Can you be overweight bulimic?
People with bulimia eat much more (during a set period of time) than most people would. If a person regularly binges and purges, it may be a sign of bulimia. Unlike people with anorexia who are very low weight, people with bulimia may be thin, average weight, or overweight.
How can I drop 20 pounds fast?
Here are 10 of the best ways to quickly and safely drop 20 pounds.Count Calories. … Drink More Water. … Increase Your Protein Intake. … Cut Your Carb Consumption. … Start Lifting Weights. … Eat More Fiber. … Set a Sleep Schedule. … Stay Accountable.More items…•
Do bulimics like throwing up?
People with bulimia will often eat large amounts of food, or binge, and then try to get rid of the calories in what is called a purge. This often involves vomiting, excessive exercising, or abuse of laxatives or diuretics.
How can you tell if someone is purging?
Common Signs of Bulimia NervosaFrequently weighs themselves.Often judges their appearance in the mirror.Won’t eat at restaurants.Always on a new diet.Doesn’t eat at regular mealtimes.Keeps large amounts of food around the house.Large amounts of food suddenly disappear.Makes frequent trips to the bathroom after meals.More items…
What to do after purging?
Looking after yourself avoid brushing teeth immediately after vomiting so you do not wear away the enamel. rinse your mouth with a non-acidic mouthwash. make sure you see your dentist regularly. do not drink or eat acidic foods, such as fruit juice, during a binge and after purging.
Does bulimia affect your skin?
You may even experience hair loss. Dry skin and nails are also a long-term side effect of bulimia. Your skin may become rough and scaly, while your nails turn brittle.
What famous person has bulimia?
Jane Fonda. Jane Fonda was one of the first famous women to speak openly about eating disorders. She revealed that she had struggled with bulimia since age 12, with cycles of binging, purging, and restricting.
How do you break the cycle of bulimia?

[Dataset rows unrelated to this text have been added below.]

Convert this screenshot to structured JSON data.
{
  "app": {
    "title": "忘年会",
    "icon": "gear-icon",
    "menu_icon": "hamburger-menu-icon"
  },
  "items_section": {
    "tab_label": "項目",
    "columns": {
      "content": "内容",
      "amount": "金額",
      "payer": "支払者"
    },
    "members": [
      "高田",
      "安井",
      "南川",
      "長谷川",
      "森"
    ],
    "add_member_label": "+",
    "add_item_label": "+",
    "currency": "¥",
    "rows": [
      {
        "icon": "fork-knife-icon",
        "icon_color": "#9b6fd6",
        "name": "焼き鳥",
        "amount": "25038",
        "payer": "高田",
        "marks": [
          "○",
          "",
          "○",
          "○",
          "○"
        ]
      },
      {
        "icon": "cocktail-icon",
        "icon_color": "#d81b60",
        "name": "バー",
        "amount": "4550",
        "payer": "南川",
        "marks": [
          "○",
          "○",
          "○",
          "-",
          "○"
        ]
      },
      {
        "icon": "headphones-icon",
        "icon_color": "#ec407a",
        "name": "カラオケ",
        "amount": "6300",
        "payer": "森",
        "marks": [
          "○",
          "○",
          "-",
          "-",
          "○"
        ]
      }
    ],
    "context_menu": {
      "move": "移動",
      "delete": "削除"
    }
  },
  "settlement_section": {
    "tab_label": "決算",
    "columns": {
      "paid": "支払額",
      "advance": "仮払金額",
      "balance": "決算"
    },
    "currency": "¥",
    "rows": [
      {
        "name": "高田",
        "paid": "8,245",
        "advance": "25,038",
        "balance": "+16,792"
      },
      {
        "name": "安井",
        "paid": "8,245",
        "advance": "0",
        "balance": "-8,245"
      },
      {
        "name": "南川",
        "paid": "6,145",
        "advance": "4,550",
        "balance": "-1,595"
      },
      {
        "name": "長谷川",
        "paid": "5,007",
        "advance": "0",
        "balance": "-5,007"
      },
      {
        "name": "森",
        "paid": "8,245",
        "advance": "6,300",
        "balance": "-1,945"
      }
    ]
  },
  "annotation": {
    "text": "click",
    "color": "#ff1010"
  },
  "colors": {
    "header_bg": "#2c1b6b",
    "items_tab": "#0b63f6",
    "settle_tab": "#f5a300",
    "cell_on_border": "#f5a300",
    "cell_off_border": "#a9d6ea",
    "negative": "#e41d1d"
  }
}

By eating normally, you can break the binge-and-purge cycle and still reach a healthy, attractive weight.Pay attention to your hunger. … Eat regularly. … Don’t restrict foods. … Focus on what you’re eating. … Identify the emotion you’re feeling. … Accept the experience you’re having. … Dig deeper. … Distance yourself.More items…
Do bulimics lose weight?
People with bulimia can have normal body weights. Anorexia causes a large calorie deficit, leading to extreme weight loss. People with bulimia can experience episodes of anorexia, but they still tend to consume more calories overall through bingeing and purging.
How long does it take for your body to heal from bulimia?
While the psychological piece to eating disorder recovery is often a life-long endeavor for many individuals, the average length of stay for our lower levels of care can vary from about four weeks (Partial Hospitalization Program) to eight weeks (Intensive Outpatient Program).
Can a person have both anorexia and bulimia?
Some people have symptoms of both anorexia and bulimia. (A quick note about people with binge-eating disorder: they eat large amounts of food in a short time and feel intense guilt afterward, but unlike people with bulimia, they don’t purge themselves.)